Researchers at Australia’s CSIRO have demonstrated a new way to protect the integrity of vaccines against high temperatures. A proof-of-concept study has shown the method keeping vaccines viable at temperatures up to 37 degrees Celsius for three months.
“Vaccination is undoubtedly one of the most effective medical interventions, saving millions of lives each year, however, delivering vaccines, particularly to developing countries, is challenging because they often lack the cold storage supply chains required to keep the vaccine viable,” explained Daniel Layton, a researcher working on the project.
The World Health Organization has estimated that more than 50 percent of vaccines go to waste every year. And one of the key contributors to that wastage is the challenge in keeping vaccines at stable cold temperatures.
Most vaccines need to be kept within a temperature range of 2-8 °C (35-46 °F) in order to prevent degradation. Some vaccines, particularly new mRNA vaccines, need to be kept at even colder, sub-zero temperatures.

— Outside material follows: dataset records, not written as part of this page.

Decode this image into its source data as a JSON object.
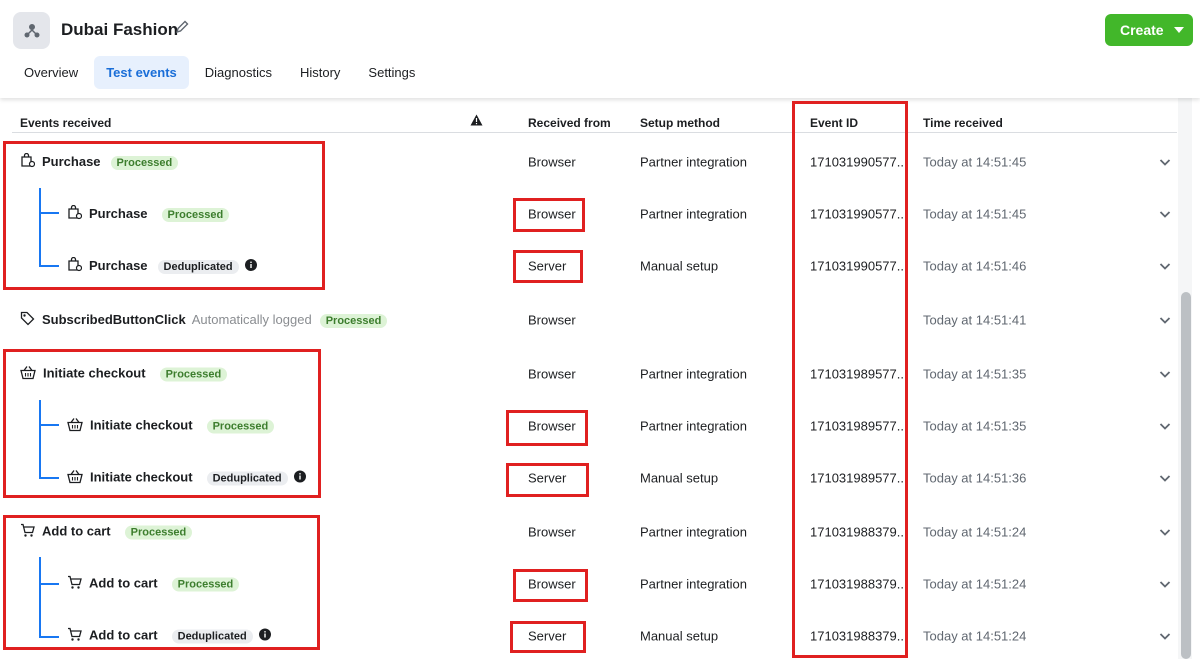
{
  "app": {
    "title": "Dubai Fashion",
    "create_label": "Create"
  },
  "tabs": [
    "Overview",
    "Test events",
    "Diagnostics",
    "History",
    "Settings"
  ],
  "columns": {
    "events_received": "Events received",
    "received_from": "Received from",
    "setup_method": "Setup method",
    "event_id": "Event ID",
    "time_received": "Time received"
  },
  "rows": [
    {
      "name": "Purchase",
      "badge": "Processed",
      "from": "Browser",
      "setup": "Partner integration",
      "id": "171031990577...",
      "time": "Today at 14:51:45"
    },
    {
      "name": "Purchase",
      "badge": "Processed",
      "from": "Browser",
      "setup": "Partner integration",
      "id": "171031990577...",
      "time": "Today at 14:51:45"
    },
    {
      "name": "Purchase",
      "badge": "Deduplicated",
      "from": "Server",
      "setup": "Manual setup",
      "id": "171031990577...",
      "time": "Today at 14:51:46"
    },
    {
      "name": "SubscribedButtonClick",
      "auto": "Automatically logged",
      "badge": "Processed",
      "from": "Browser",
      "setup": "",
      "id": "",
      "time": "Today at 14:51:41"
    },
    {
      "name": "Initiate checkout",
      "badge": "Processed",
      "from": "Browser",
      "setup": "Partner integration",
      "id": "171031989577...",
      "time": "Today at 14:51:35"
    },
    {
      "name": "Initiate checkout",
      "badge": "Processed",
      "from": "Browser",
      "setup": "Partner integration",
      "id": "171031989577...",
      "time": "Today at 14:51:35"
    },
    {
      "name": "Initiate checkout",
      "badge": "Deduplicated",
      "from": "Server",
      "setup": "Manual setup",
      "id": "171031989577...",
      "time": "Today at 14:51:36"
    },
    {
      "name": "Add to cart",
      "badge": "Processed",
      "from": "Browser",
      "setup": "Partner integration",
      "id": "171031988379...",
      "time": "Today at 14:51:24"
    },
    {
      "name": "Add to cart",
      "badge": "Processed",
      "from": "Browser",
      "setup": "Partner integration",
      "id": "171031988379...",
      "time": "Today at 14:51:24"
    },
    {
      "name": "Add to cart",
      "badge": "Deduplicated",
      "from": "Server",
      "setup": "Manual setup",
      "id": "171031988379...",
      "time": "Today at 14:51:24"
    }
  ],
  "colors": {
    "create": "#42b72a",
    "highlight": "#e02020",
    "tree": "#1877f2"
  }
}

The new innovation uses a porous, dissolvable, crystalline material known as a metal-organic framework (MOF). The material coats the vaccine molecules, protecting them from heat degradation until the vaccine needs to be administered. At that point a solution is added to dissolve the MOF coatings and the vaccine is administered as usual.
“MOFs are a porous crystalline material that can grow around the vaccine to form a scaffold that protects against temperature variations,” said senior scientist on the project, Cara Doherty. “MOFs work similarly to a scaffold you might put around your house, once you remove the scaffold, your house remains – which is what happens when we dissolve the MOFs in a vaccine.”
To test the new technique researchers looked to a pair of commonly used live virus vaccines. These two vaccines, one for a poultry disease and the other for influenza, generally degrade within days if not stored in a refrigerator.
“Live virus vaccines are extremely effective, but their complex composition makes them susceptible to high temperatures, and a universal stabilization technique has not been found,” said Layton.
The successful experiments showed the MOF coatings protected the two vaccines for 12 weeks at both room temperatures and up to 37 °C (98 °F). Comprehensive imaging showed the vaccines were still viable after three months of unrefrigerated storage.
The researchers note there is still more work to do before the coatings can be commercialized and deployed in the real world as the MOF coating needs optimization and testing on other kinds of vaccines such as mRNA.
But, lead author on the new study, Ruhani Singh, is optimistic this new method will significantly increase access to vaccines across the world. Singh says the technique is cheap and easily scalable, meaning it can swiftly slip into current vaccine manufacturing processes.
“This world-first approach of stabilizing a vaccine with MOFs is simple, rapid, and scalable because it takes one-step,” said Singh.
The new study was published in the journal Acta Biomaterialia.